Directions: Pound the leaves gently in a mortar. Heat half the vinegar until warm, BUT DO NOT BOIL. Pour this over the herbs in the motar. Pound further to release the flavors of the herbs. Leave to cool. Mix this mixture with the remaining vinegar and pour into a wide necked bottle. Seal tightly. Remember to use an acid proof lid Put on a sunny windowsil and shake everyday for 2 weeks. Test for flavor; if a stronger taste is required, strain the vinegar and repeat with resh herbs. Store as is or strain through double muslin and rebottle.
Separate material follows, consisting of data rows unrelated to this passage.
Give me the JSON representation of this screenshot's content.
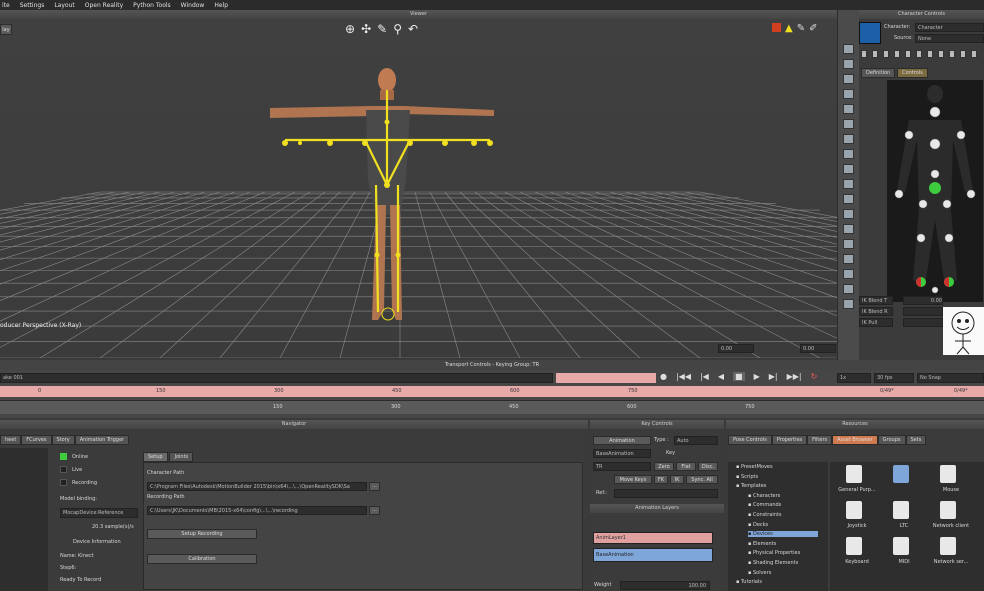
{
  "menu": [
    "ite",
    "Settings",
    "Layout",
    "Open Reality",
    "Python Tools",
    "Window",
    "Help"
  ],
  "viewer": {
    "title": "Viewer",
    "left_tag": "lay",
    "viewport_label": "oducer Perspective (X-Ray)",
    "bottom_values": [
      "0.00",
      "0.00"
    ]
  },
  "character_controls": {
    "title": "Character Controls",
    "character_label": "Character:",
    "character_value": "Character",
    "source_label": "Source:",
    "source_value": "None",
    "tabs": [
      "Definition",
      "Controls"
    ],
    "sliders": [
      {
        "label": "IK Blend T",
        "value": "0.00"
      },
      {
        "label": "IK Blend R",
        "value": ""
      },
      {
        "label": "IK Pull",
        "value": ""
      }
    ]
  },
  "transport": {
    "title": "Transport Controls  -  Keying Group: TR",
    "take": "ake 001",
    "fps": "30 fps",
    "speed": "1x",
    "snap": "No Snap",
    "frame_right": "0/49*",
    "frame_center": ""
  },
  "timeline": {
    "ticks": [
      "0",
      "150",
      "300",
      "450",
      "600",
      "750"
    ],
    "end_label": "0/49*",
    "mid_label": "0/49*"
  },
  "navigator": {
    "title": "Navigator",
    "tabs": [
      "heet",
      "FCurves",
      "Story",
      "Animation Trigger"
    ],
    "online": "Online",
    "live": "Live",
    "recording": "Recording",
    "model_binding": "Model binding:",
    "binding_value": "MocapDevice:Reference",
    "rate": "20.3 sample(s)/s",
    "device_info": "Device Information",
    "name": "Name: Kinect",
    "step": "Step6:",
    "ready": "Ready To Record",
    "sub_tabs": [
      "Setup",
      "Joints"
    ],
    "character_path_label": "Character Path",
    "character_path": "C:\\Program Files\\Autodesk\\MotionBuilder 2015\\bin\\x64\\...\\...\\OpenRealitySDK\\Sa",
    "recording_path_label": "Recording Path",
    "recording_path": "C:\\Users\\JK\\Documents\\MB\\2015-x64\\config\\...\\...\\recording",
    "setup_recording": "Setup Recording",
    "calibration": "Calibration"
  },
  "key_controls": {
    "title": "Key Controls",
    "animation": "Animation",
    "type_label": "Type :",
    "type_value": "Auto",
    "layer_value": "BaseAnimation",
    "key_label": "Key",
    "tr_value": "TR",
    "zero": "Zero",
    "flat": "Flat",
    "disc": "Disc.",
    "move_keys": "Move Keys",
    "fk": "FK",
    "ik": "IK",
    "sync": "Sync. All",
    "ref_label": "Ref.:",
    "layers_title": "Animation Layers",
    "layers": [
      "AnimLayer1",
      "BaseAnimation"
    ],
    "weight_label": "Weight",
    "weight_value": "100.00"
  },
  "resources": {
    "title": "Resources",
    "tabs": [
      "Pose Controls",
      "Properties",
      "Filters",
      "Asset Browser",
      "Groups",
      "Sets"
    ],
    "tree": [
      "PresetMoves",
      "Scripts",
      "Templates",
      "Characters",
      "Commands",
      "Constraints",
      "Decks",
      "Devices",
      "Elements",
      "Physical Properties",
      "Shading Elements",
      "Solvers",
      "Tutorials"
    ],
    "assets": [
      "General Purp...",
      "",
      "Mouse",
      "Joystick",
      "LTC",
      "Network client",
      "Keyboard",
      "MIDI",
      "Network ser...",
      "Spac"
    ]
  },
  "colors": {
    "accent_yellow": "#f0e020",
    "selection_blue": "#7fa6d8",
    "online_green": "#3ecb3e",
    "timeline_red": "#e8a9a9"
  }
}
Add a fresh sprig of the chosen herb to the bottle for ease of identification.

Herbal Oils: great for salad dressing, marinades, stir frys and sauteing.
Made in much the same way as the above vinegars.
Basil Oil- one of the best ways to store and capture the flavors of basil
4Tblsps basil leaves, 2 cups olive or sunflower oil.
Directions: Remove leaves from stalks, and crush the leaves in a mortar. Pound slightly, add oil, pound a little more. Mix the leaves with the remaining oil in a tightly sealed wide mouth jar.. PLace on a window sill 2 weeks, shaking every day. Strain through muslin, rebottle -add a few leaves for decoration, identification. This recipe works nicely also on: sage, dill, fennel, sweet marjoram, rosemary, thyme, and garlic (use 4 crushed cloves).

Bouquet garni oil
Combine 1Tblsp. sage, 1Tblsp lemon thyme, 1Tblsp greek oregano, 1 Tblsp parsley, 1 bay leaf, 2 cups olive or sunflower oil. See above Directions.

To make a sweet oil, use almond oil instead of olive or sunflower. Make as for herb oils above. Good herbs to try: Carnation flowers, lavender petals, lemon verbena, rose petals, and scented geraniums.